You kill it; you eat it.
By David Wantz, University of Indianapolis
Sarah Palin and I share something in common. We can both field dress a large animal. The similarities end there.
I learned to flay and dress dead animals immediately after I learned how to shoot them. My grandfather Parks insisted we eat anything we killed. We ate plenty of squirrels and rabbits when I was a youth. A snapping turtle and even a groundhog found their way into the stewpot and onto the table. My brother had to eat a chipmunk, once.
Once, when I visited family on Maryland’s Eastern Shore, my cousin Diane served muskrats her son Tommy had trapped. The red pepper took away the liver-like gaminess and the carrots and potatoes made it seem like a pot roast.
You kill it; you eat it. It teaches you a lot about the sanctity of life.
At 12, I ended the life of a button buck that had been gut shot by a bow-hunter. My dad and I dragged it out of the stream where it had thrashed out its last breaths. We hung it for three days before cutting roasts from its haunches. As all roasts do, it benefitted from a long, slow cooking in a 200° oven. I killed it; we ate it.
It was a sad day when I was sent, alone, to slaughter chickens at Uncle Jackson’s. Killing an animal at a distance is easier than killing it up close. Up close you feel its heartbeat and sense its terror as you raise the axe over its head. There is nothing funny about seeing a chicken running around with its head cut off. It feels more shameful, shameful to the dignity of the dumb chicken that you could not do the execution efficiently. After the scalding and plucking, we ate the chickens, too.

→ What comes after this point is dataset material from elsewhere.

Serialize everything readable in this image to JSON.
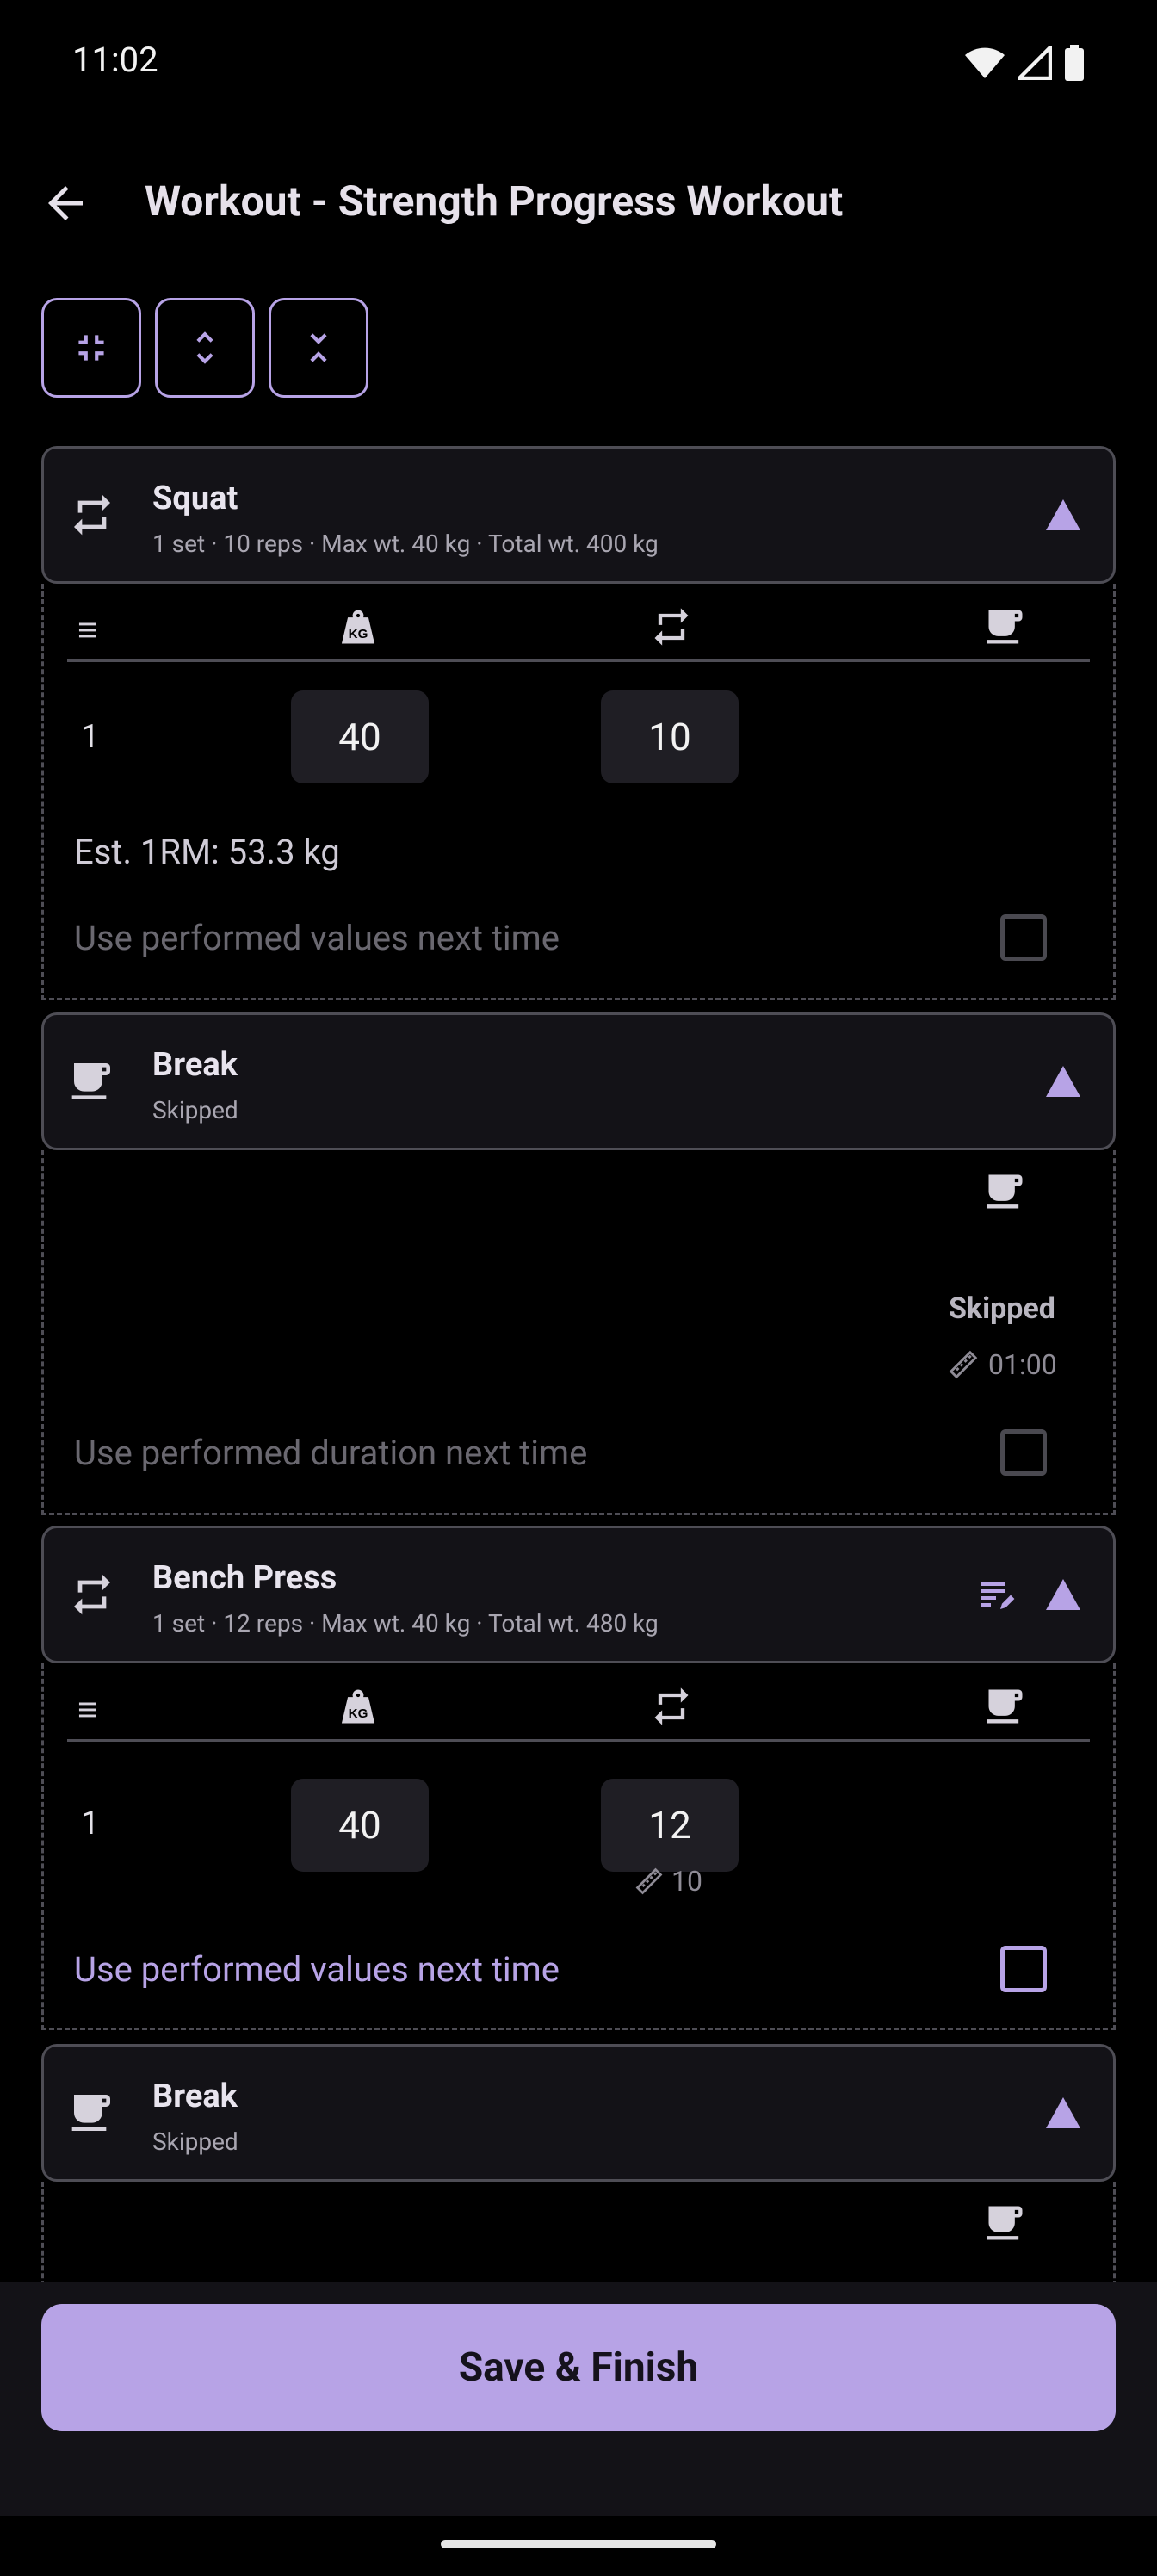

In 1978, my brother and I went goose hunting on a farm pond where we encountered a wall of birds rising off the water. We shot 11 times and 36 birds fell. A few of them were dead. We had to shoot or strangle the cripples. It took us the rest of the day to find them. We cried openly. So did the farmer who witnessed the slaughter.
We ate our sins all that winter. It was the most respectful, the least shameful, thing we could do. You kill it; you eat it.
So, when I learned the other day that some friends in Montana had killed a marauding black bear in their cherry orchard, I was appalled to learn they buried the carcass. They saved the hide to make a rug, but the meat was left to rot under a thin layer of soil. It shamed the bear and shamed them, too.
I don’t much like Sarah Palin, but neither do I join the laughter when people deride her for being able to field-dress a moose.
You kill it; you eat it.